Logging is deceptively simple. You import a library, pass strings to it, and BAM you have logs. However, do you know how to write machine-parsable logs? Do you know all of the different log levels and why you need them? What do current logging best practices look like? Logging is an underutilized tool in the developer’s toolbox, and it is often misunderstood as just another unnecessary debugging tool. In reality, logging is a boon to the people who will be working on a system later down the line, and making fantastic logs really is a team sport. For the hands-on portions of this workshop, we’ll learn and practice writing good logs, and we’ll view our practice logs. We’ll see how different logs appear in a parsing system, and we’ll experiment with different formats. Finally, we’ll see how to translate those best practices into code with a basic hello-world Python application. You just need a laptop, a terminal of some sort (anything from basic terminal to Powershell is fine), and the ability to connect to the conference wifi.
For any underrepresented group to gain their share of power, it takes action from those at all levels of seniority.
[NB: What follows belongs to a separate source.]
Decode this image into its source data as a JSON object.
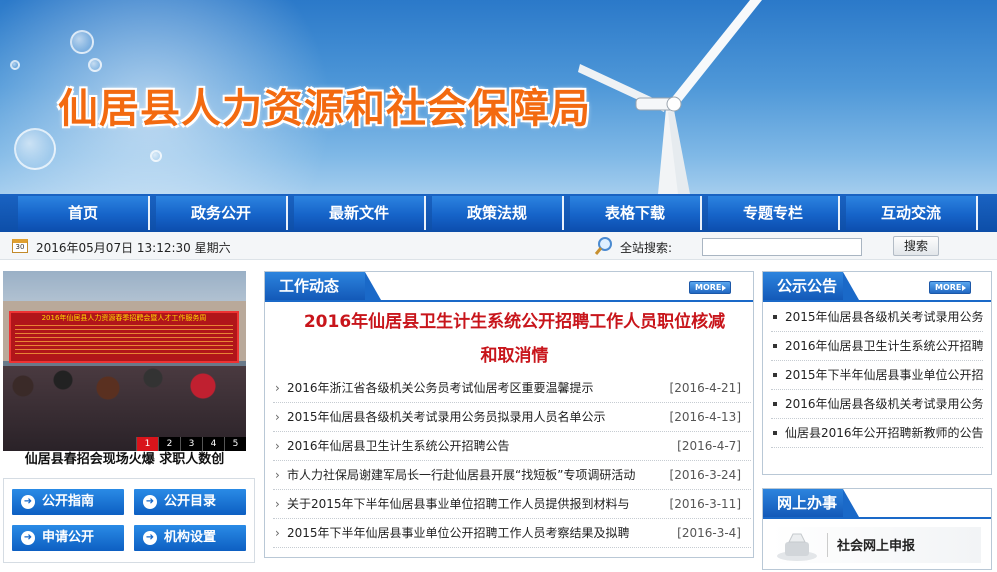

There’s a saying that we stand on the shoulders of those who came before us. The reality is getting on those shoulders is easier if someone extends a hand to help you up. Notice, we are talking about having a share of power, not getting a job in technology. While improving inclusion and giving underrepresented individuals more opportunities to develop the technical skills needed for STEM jobs is a priority, the discussion needs to move beyond this. You can’t create a wave if we’re only having a trickle of people join our ranks. The discussion needs to move to hiring AND promotion. This talk addresses unique mentoring and leadership opportunities for individuals that are frankly still fighting to be represented in the STEM workforce. Attendees will hear where we are now and the programs and processes that will be needed to create a diverse leadership community.